L: Logarithmic Function

I: Inverse Function

A: Algebraic Function

T: Trigonometric Function

E: Exponential Function

Keep in mind I am only allowed to use Integration by Parts.

• i really doubt that this integral is avaiable to the techniques u mention Dec 2 '15 at 16:08
• Integration by parts works. Choose $\frac{1}{(1+2x)^2}$ as $du$ Dec 2 '15 at 16:09
• @ imranfat why are you allowed to differentiate $xe^{2x}$?Isn't one an algebraic function, x and one and exponential function? Dec 2 '15 at 16:14
• @Sunny Use the product rule to differentiate $xe^{2x}$. Dec 2 '15 at 16:15
• Why is that relevant? Dec 2 '15 at 16:20

If one is restricted here as suggested in the OP, then we proceed as follows.

First, let $u=e^{2x}$ and $v=\frac{1}{4(2x+1)}+\frac14 \log(2x+1)$. So, $du=2e^{2x}$ and therefore we have

\begin{align} \int \frac{xe^{2x}}{(1+2x)^2}\,dx&=\frac{e^{2x}}{4(2x+1)}+\frac14 e^{2x}\log(2x+1)\\\\ &-\int \frac{e^{2x}}{2(2x+1)}\,dx-\frac12 \int e^{2x}\log(2x+1)\,dx \tag 1 \end{align}

Now, we integrate by part the first integral on the right-hand side if $(1)$ by setting $u=e^{2x}$ and $v=\frac14 \log(2x+1)$. So, $du=2e^{2x}\,dx$ and therefore we have

\begin{align} \int \frac{xe^{2x}}{(1+2x)^2}\,dx&=\frac{e^{2x}}{4(2x+1)}+\frac14 e^{2x}\log(2x+1)\\\\ &-\left(\frac14 e^{2x}\log(2x+1)-\frac12\int e^{2x}\log(2x+1)\,dx\right)-\frac12 \int e^{2x}\log(2x+1)\,dx\\\\ &=\frac{e^{2x}}{4(2x+1)}+C \end{align}

NOTE:

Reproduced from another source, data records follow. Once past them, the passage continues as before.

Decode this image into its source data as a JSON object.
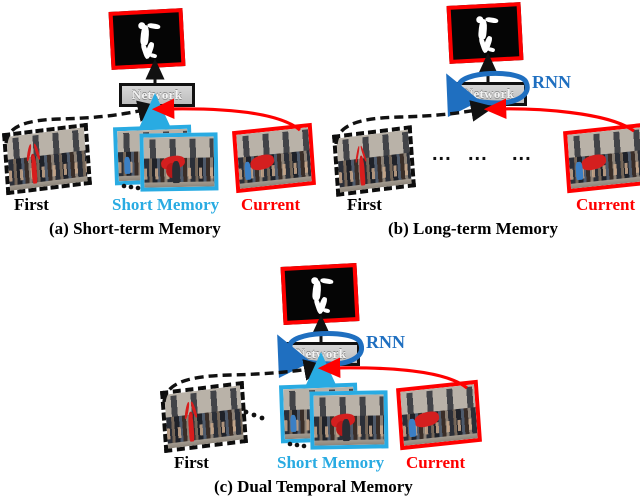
{
  "figure": {
    "kind": "three-panel-diagram",
    "panels": [
      {
        "id": "a",
        "caption": "(a) Short-term Memory",
        "network_label": "Network",
        "labels": {
          "first": "First",
          "short": "Short Memory",
          "current": "Current"
        },
        "has_rnn": false,
        "rnn_label": "",
        "ellipsis_groups": [],
        "frames": [
          "first-frame",
          "short-memory-frame-back",
          "short-memory-frame-front",
          "current-frame",
          "output-mask-frame"
        ]
      },
      {
        "id": "b",
        "caption": "(b) Long-term Memory",
        "network_label": "Network",
        "labels": {
          "first": "First",
          "short": "",
          "current": "Current"
        },
        "has_rnn": true,
        "rnn_label": "RNN",
        "ellipsis_groups": [
          "...",
          "...",
          "..."
        ],
        "frames": [
          "first-frame",
          "current-frame",
          "output-mask-frame"
        ]
      },
      {
        "id": "c",
        "caption": "(c) Dual Temporal Memory",
        "network_label": "Network",
        "labels": {
          "first": "First",
          "short": "Short Memory",
          "current": "Current"
        },
        "has_rnn": true,
        "rnn_label": "RNN",
        "ellipsis_groups": [
          "..."
        ],
        "frames": [
          "first-frame",
          "short-memory-frame-back",
          "short-memory-frame-front",
          "current-frame",
          "output-mask-frame"
        ]
      }
    ]
  },
  "colors": {
    "first_border": "#0D0D0D",
    "short_memory": "#29ABE2",
    "current": "#FF0000",
    "rnn_blue": "#1F6FC0",
    "network_fill": "#C8C8C8",
    "network_border": "#111111",
    "output_background": "#050505",
    "mask_fill": "#FFFFFF"
  },
  "arrows": {
    "first_to_network": "black-dashed-curve",
    "short_to_network": "cyan-straight-arrow",
    "current_to_network": "red-curve-arrow",
    "network_to_output": "black-straight-arrow",
    "rnn_self_loop": "blue-ellipse-loop"
  }
}
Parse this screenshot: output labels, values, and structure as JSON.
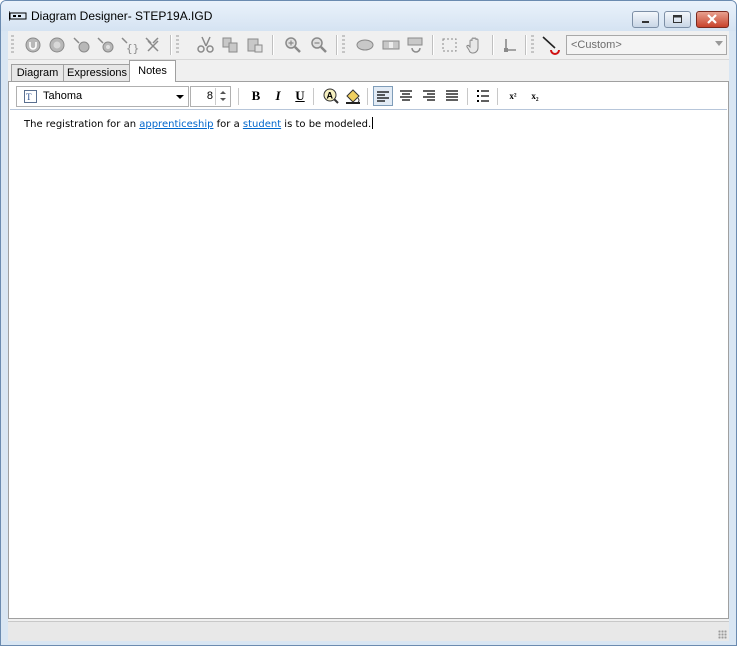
{
  "window": {
    "title": "Diagram Designer- STEP19A.IGD"
  },
  "toolbar": {
    "style_combo": {
      "value": "<Custom>"
    },
    "buttons": [
      "undo-icon",
      "redo-icon",
      "node-undo-icon",
      "node-redo-icon",
      "brace-icon",
      "scissors-icon",
      "cut-icon",
      "copy-icon",
      "paste-icon",
      "zoom-in-icon",
      "zoom-out-icon",
      "shape-icon",
      "toggle-icon",
      "link-icon",
      "select-icon",
      "hand-icon",
      "anchor-icon",
      "pen-icon"
    ]
  },
  "tabs": [
    {
      "label": "Diagram"
    },
    {
      "label": "Expressions"
    },
    {
      "label": "Notes",
      "active": true
    }
  ],
  "format_bar": {
    "font_name": "Tahoma",
    "font_size": "8",
    "bold_label": "B",
    "italic_label": "I",
    "underline_label": "U",
    "superscript_label": "x²",
    "subscript_label": "x₂",
    "alignment": "left"
  },
  "note": {
    "part1": "The registration for an ",
    "link1": "apprenticeship",
    "part2": " for a ",
    "link2": "student",
    "part3": " is to be modeled."
  },
  "colors": {
    "link": "#0066cc",
    "titlebar": "#d5e3f2"
  }
}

In using integration by parts, We are free to choose the $u$ and the $v$ functions. So, $u=xe^{2x}$ is perfectly acceptable and actually facilitates analysis. Let's see how to proceed.

If we let $u=xe^{2x}$, then $v=\frac{-1}{2(2x+1)}$. Proceeding, we have $du=(2x+1)e^{2x}\,dx$. Therefore,

\begin{align} \int \frac{xe^{2x}}{(1+2x)^2}\,dx&=\frac{xe^{2x}}{2(2x+1)}-\int \frac{-1}{2(2x+1)}(2x+1)e^{2x}\,dx\\\\ &=\frac{xe^{2x}}{2x+1}+\frac{e^{2x}}{4}+C\\\\ &=\frac{e^{2x}}{4(2x+1)}+C \end{align}

• dv is $\frac{-1}{2(2x+1)}$? If so how are you calculating v? "v" would be $\frac{1}{(1+2x)^2}$ Dec 2 '15 at 16:43
• Sunny. Are you talking about the second development - the one under "NOTE?" If so, $v=\frac{-1}{2(2x+1)}$, not $dv$. $dv=\frac{1}{(2x+1)^2}\,dx$ Dec 2 '15 at 16:45
• @ Dr. MV Maybe it will be easier for me to follow if you tell me what dv is and then the antiderivative, v? Dec 2 '15 at 16:48
• Sunny. You can find $dv$ by differentiating $v$. I suspect that that is something you can do on your own? Dec 2 '15 at 16:49
• Integrate $1/(1+2x)^2$ to get $-1/(2(2x+1))$. Dec 2 '15 at 17:13

Consider the integral as presented by the proposer: $\int\frac{xe^{2x}}{(1+2x)^2}dx$ with $u = 1 + 2x$. This leads to \begin{align} \int\frac{xe^{2x}}{(1+2x)^2}dx &= \frac{1}{2} \, \int \left(\frac{u-1}{2} \right) \, e^{u-1} \, \frac{du}{u^{2}} \\ &= \frac{1}{4e} \, \int \left( \frac{e^{u}}{u} - \frac{e^{u}}{u^{2}} \right) \, du \\ &= \frac{1}{4e} \, \left[ Ei(u) - \left( Ei(u) - \frac{e^{u}}{u} \right) \right] + c_{0} \\ &= \frac{e^{u-1}}{4 \, u} + c_{0} \\ &= \frac{e^{2x}}{4 \, (1+2x)} + c_{0}. \end{align} Note that $Ei(x)$ is the Exponential integral.

This solution produces the same solution as that presented by Dr.MV

• But you don't need $Ei(x)$ in this problem... Dec 2 '15 at 16:35
• Interesting solution! Dec 2 '15 at 16:47